Problem to work on – Down to the last line, retype the records below exactly and skip the pictures.

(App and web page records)
####

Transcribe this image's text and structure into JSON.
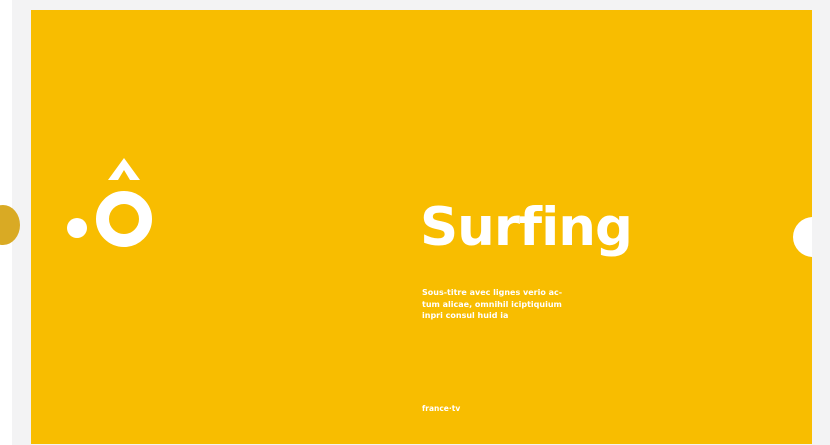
{
  "slide": {
    "background_color": "#f8bd00",
    "title": "Surfing",
    "subtitle_lines": [
      "Sous-titre avec lignes verio ac-",
      "tum alicae, omnihil iciptiquium",
      "inpri consul huid ia"
    ],
    "brand": "france·tv",
    "logo_icon": "o-circumflex-logo-icon"
  },
  "carousel": {
    "previous_slide_color": "#d9aa24",
    "next_icon": "next-slide-dot-icon"
  }
}
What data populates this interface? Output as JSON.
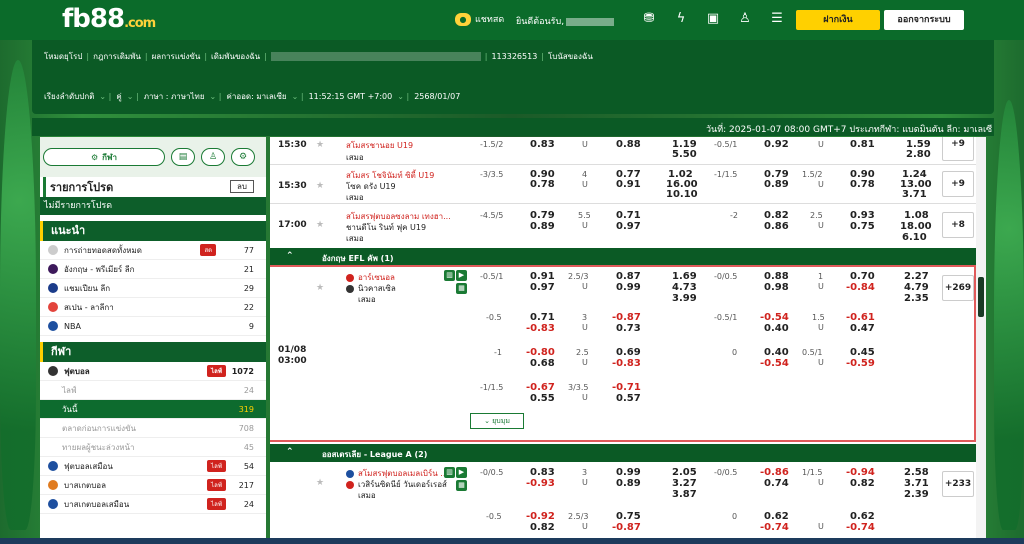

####

Written answer –
Transcribe this image's text and structure into JSON.
{
  "slide": {
    "background_color": "#f8bd00",
    "title": "Surfing",
    "subtitle_lines": [
      "Sous-titre avec lignes verio ac-",
      "tum alicae, omnihil iciptiquium",
      "inpri consul huid ia"
    ],
    "brand": "france·tv",
    "logo_icon": "o-circumflex-logo-icon"
  },
  "carousel": {
    "previous_slide_color": "#d9aa24",
    "next_icon": "next-slide-dot-icon"
  }
}
What data populates this interface? Output as JSON.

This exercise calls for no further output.